Victim Support is the national independent charity that offers support to victims of crime including women, men and children experiencing domestic abuse.

They will help by providing you with information, practical help and emotional support, and do this by:

  • Always prioritising your safety
  • Giving you time to think and to make decisions
  • Offering continued support whatever decisions you make
  • Putting you in touch with other agencies that can help, for example with housing, benefits and legal advice
  • Helping you to explore your options for dealing with the abuse

 Their services are confidential, free and available to everyone.

Victim Support accepts referrals from official and other organisations as well as self-referrals from individuals themselves, whether or not you want to report the crime to the police and regardless of when it happened.

You can contact Victim Support:

  • Call the West London Victim Assessment and Referral Service on freephone 0808 168 9291.  
    Lines are open 8am-8pm Monday to Friday and 9am-5pm on Saturdays.  

  • You can also contact your local victim care team in West London on 020 7259 2424. 
    Lines are open 9am-5pm, Monday to Friday.

  • Alternatively, you can contact them via live chat - normal operating hours are from 9am to 5pm Monday to Friday. 

The national 24/7 support line -  tel  08 08 16 89 111, request support via their website, or email supportline@victimsupport.org.uk

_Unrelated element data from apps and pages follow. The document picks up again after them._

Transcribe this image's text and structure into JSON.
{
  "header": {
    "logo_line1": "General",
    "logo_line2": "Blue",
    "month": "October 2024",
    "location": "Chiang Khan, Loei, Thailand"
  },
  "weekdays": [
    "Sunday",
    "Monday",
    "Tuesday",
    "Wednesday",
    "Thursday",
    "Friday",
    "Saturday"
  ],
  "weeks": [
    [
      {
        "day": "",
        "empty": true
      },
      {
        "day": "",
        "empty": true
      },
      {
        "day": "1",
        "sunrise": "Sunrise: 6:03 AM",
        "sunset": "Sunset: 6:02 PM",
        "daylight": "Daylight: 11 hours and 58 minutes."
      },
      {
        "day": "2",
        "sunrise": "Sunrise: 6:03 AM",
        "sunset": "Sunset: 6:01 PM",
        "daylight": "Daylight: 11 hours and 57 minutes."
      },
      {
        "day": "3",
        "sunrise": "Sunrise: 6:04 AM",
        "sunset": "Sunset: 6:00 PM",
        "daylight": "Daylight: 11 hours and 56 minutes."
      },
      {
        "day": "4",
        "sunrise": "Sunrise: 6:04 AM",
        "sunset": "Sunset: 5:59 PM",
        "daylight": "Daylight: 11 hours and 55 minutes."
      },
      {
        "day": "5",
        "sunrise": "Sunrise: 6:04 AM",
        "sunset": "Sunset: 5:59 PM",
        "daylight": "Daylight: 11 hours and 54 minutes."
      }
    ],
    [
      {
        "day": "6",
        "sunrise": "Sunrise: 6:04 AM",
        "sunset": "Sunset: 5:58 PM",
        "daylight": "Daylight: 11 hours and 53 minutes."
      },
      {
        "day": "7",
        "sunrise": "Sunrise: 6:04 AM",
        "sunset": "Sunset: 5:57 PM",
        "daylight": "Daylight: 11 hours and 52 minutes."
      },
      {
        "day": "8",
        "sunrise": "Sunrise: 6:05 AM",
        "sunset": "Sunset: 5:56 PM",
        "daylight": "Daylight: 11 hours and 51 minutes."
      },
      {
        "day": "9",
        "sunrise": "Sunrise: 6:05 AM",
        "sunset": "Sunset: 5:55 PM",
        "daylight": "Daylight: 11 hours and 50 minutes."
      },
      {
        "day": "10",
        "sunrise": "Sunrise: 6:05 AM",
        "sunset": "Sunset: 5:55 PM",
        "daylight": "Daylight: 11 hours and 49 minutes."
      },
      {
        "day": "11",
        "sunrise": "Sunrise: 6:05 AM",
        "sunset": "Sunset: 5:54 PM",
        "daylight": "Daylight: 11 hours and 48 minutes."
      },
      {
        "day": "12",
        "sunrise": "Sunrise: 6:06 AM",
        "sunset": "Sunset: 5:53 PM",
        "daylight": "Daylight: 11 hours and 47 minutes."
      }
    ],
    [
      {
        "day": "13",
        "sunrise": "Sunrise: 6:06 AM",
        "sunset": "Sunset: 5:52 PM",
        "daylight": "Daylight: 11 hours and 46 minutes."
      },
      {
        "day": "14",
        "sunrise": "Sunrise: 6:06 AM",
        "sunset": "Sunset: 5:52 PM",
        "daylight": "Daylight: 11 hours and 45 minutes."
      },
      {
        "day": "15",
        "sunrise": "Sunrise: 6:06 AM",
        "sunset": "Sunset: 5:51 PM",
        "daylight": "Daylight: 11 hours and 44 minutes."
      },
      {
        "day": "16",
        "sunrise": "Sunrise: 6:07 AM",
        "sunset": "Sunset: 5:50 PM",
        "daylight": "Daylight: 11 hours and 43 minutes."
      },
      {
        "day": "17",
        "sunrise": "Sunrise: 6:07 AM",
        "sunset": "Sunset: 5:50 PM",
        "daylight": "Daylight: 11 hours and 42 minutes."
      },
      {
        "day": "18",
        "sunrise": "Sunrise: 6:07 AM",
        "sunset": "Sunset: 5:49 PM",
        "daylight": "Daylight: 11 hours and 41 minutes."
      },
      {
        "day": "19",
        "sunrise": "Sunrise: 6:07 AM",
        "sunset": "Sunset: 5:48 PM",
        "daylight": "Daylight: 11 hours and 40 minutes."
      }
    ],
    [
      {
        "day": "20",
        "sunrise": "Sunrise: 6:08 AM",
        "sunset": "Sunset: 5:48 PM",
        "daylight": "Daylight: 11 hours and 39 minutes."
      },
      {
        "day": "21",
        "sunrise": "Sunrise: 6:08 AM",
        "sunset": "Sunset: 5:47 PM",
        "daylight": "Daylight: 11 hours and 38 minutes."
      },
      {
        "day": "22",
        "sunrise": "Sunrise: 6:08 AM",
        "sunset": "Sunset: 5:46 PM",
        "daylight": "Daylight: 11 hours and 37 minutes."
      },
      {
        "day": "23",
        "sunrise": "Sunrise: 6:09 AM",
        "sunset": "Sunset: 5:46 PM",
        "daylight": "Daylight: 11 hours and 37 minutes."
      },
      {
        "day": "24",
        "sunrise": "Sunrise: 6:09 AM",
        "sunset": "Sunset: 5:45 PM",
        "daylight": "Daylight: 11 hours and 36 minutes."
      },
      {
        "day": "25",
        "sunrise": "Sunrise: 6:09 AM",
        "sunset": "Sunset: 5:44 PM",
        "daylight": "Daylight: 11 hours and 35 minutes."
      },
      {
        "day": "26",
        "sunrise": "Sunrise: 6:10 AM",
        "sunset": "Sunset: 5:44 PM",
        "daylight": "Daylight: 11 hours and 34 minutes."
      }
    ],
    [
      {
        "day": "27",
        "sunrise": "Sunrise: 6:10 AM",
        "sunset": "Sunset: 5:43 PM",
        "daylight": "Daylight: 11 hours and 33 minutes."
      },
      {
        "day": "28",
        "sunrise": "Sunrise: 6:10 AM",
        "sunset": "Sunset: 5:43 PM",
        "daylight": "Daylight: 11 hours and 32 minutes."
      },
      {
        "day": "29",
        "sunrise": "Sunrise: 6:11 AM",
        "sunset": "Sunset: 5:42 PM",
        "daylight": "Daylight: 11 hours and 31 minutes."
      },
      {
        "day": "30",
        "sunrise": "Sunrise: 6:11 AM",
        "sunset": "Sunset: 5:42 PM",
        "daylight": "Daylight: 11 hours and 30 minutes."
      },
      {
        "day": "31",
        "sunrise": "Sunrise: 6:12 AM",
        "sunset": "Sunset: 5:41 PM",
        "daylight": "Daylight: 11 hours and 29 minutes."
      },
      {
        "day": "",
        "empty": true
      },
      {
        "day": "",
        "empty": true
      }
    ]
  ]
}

If you live in Hammersmith and Fulham then you may be eligible for the council's Careline alarm service if you have been the victim of a bogus caller.

Other information and advice

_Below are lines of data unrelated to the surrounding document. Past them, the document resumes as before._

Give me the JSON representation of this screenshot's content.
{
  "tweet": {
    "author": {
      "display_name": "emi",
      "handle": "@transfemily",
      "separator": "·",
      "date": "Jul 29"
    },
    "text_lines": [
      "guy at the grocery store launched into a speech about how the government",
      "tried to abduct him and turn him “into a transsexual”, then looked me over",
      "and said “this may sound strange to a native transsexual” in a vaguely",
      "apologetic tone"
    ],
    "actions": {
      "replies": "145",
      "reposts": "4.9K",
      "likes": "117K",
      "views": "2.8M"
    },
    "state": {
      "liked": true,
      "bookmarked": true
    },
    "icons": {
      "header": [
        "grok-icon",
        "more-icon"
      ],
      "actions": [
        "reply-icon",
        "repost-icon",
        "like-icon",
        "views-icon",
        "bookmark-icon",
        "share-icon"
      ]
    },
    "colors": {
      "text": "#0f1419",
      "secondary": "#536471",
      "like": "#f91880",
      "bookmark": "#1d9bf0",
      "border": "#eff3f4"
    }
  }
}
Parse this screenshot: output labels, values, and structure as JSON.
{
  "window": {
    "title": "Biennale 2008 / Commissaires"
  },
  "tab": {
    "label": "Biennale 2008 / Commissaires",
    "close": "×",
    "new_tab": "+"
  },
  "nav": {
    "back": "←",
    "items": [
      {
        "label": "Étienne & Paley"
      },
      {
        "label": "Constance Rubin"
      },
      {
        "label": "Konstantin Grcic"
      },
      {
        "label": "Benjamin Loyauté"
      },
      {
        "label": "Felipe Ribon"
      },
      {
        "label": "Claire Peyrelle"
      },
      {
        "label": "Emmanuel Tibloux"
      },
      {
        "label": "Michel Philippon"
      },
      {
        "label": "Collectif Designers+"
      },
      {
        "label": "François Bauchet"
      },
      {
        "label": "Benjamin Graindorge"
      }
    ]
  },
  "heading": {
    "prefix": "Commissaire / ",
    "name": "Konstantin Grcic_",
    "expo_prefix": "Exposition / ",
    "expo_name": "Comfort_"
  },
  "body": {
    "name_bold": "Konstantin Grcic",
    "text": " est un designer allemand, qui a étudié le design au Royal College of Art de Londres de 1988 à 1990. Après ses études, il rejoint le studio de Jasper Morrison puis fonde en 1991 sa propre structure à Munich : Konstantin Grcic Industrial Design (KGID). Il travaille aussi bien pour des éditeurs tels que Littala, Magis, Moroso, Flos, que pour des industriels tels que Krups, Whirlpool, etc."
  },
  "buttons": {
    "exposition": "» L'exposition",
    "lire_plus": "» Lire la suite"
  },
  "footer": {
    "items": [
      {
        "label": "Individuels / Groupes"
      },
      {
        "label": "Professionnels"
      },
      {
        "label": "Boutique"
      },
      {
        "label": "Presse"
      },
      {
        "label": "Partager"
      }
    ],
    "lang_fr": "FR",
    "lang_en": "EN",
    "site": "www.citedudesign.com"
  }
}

You may want to find out if there is a Neighbourhood Watch scheme in your area, and how to get involved.

The Financial Conduct Authority provides advice on how to spot scams when you are being asked to invest money, and on what to do if you have been tricked into paying money to a scammer. 

The National Careline website has useful information in its 'Safety at Home' section on a number of related subjects including bogus callers and 'scams'

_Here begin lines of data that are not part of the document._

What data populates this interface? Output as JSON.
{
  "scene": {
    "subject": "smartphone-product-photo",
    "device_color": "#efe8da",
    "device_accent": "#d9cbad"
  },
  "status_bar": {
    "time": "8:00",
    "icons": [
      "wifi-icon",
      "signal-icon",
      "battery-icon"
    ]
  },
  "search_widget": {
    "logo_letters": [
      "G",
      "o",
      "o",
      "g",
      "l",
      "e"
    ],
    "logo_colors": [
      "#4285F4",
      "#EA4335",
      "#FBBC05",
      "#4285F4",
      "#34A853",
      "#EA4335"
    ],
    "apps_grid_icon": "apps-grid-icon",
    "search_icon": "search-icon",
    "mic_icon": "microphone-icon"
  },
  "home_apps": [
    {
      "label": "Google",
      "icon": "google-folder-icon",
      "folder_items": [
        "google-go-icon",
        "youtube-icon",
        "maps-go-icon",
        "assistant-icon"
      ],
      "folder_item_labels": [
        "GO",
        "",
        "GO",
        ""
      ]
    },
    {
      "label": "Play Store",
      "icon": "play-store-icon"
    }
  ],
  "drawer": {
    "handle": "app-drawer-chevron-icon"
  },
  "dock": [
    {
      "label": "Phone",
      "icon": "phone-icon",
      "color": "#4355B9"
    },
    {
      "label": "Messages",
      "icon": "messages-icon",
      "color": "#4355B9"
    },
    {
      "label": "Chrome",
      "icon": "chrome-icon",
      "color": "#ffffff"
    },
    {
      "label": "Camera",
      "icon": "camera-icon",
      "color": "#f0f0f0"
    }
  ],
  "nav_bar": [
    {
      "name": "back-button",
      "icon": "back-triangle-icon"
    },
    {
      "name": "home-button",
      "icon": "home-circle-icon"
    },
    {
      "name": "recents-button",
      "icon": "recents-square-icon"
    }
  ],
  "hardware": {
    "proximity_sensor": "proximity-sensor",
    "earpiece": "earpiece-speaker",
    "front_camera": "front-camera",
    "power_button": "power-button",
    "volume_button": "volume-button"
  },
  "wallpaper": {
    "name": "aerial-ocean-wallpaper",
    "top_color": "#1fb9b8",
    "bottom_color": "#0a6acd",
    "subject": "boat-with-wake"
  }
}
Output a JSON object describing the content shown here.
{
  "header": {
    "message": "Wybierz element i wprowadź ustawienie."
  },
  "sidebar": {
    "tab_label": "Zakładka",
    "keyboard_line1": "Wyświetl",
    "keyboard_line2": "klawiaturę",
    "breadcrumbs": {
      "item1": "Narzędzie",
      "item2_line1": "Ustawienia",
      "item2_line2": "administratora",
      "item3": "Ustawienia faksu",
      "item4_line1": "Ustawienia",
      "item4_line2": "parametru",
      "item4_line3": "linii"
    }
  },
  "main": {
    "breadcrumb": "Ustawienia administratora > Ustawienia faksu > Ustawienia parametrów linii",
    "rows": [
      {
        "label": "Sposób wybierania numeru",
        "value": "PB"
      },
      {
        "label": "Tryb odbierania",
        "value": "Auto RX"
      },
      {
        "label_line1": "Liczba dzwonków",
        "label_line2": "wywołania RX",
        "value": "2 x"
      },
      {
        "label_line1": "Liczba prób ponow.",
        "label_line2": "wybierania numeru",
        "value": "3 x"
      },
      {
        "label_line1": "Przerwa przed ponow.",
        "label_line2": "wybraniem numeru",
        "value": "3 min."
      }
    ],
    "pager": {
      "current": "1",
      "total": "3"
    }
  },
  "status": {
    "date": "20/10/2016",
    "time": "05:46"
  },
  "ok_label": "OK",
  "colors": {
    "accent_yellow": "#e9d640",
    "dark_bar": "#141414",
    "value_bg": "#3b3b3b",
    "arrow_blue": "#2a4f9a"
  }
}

The online Citizens Advice Bureau Advice Guide has information on how to spot a scams.
You can also contact the CAB direct for advice if you have been the victim of a scam - call tel 03454 04 05 06 

Age UK has information aimed at older people on how to avoid being a victim of scams and bogus callers, and on general crime prevention.

The Metropolitan Police website provides advice on bogus callers.
They have also produced The Little Book of Big Scams, as well as an alternative audio version

The Money Advice Service website contains advice on scams and identity theft

The Rated People website  allows you to search for businesses in your area and see what feedback other customers have given.

The Which? Local website provides recommendations from customers for all kinds of businesses in your area.
Which have also also produced a number of useful guides on scams, including how to spot them, how to report them and how you may be able to get your money back.

Easy read button
The Easy Health website has gathered various easy-to-read leaflets which gives tips on how live more safely within your home, including on dealing with possible criminals, and may be of particular use to people with learning disabilities.

The Illegal Money Lending Team (based in Birmingham but supporting people in Westminster, Hammersmith & Fulham and Kensington and Chelsea) offer specialist advice to people who have been the victims of illegal loan sharks - these are people who have lent you money without a licence to do so, and offer charge huge interest rates and use threatening behaviour when getting the money back.
Contact the team:-
   Phone - 0300 555 2222
   E-mail: reportaloanshark@stoploansharks.gov.uk
   Text to: loan(space)shark(space) + your message to 60003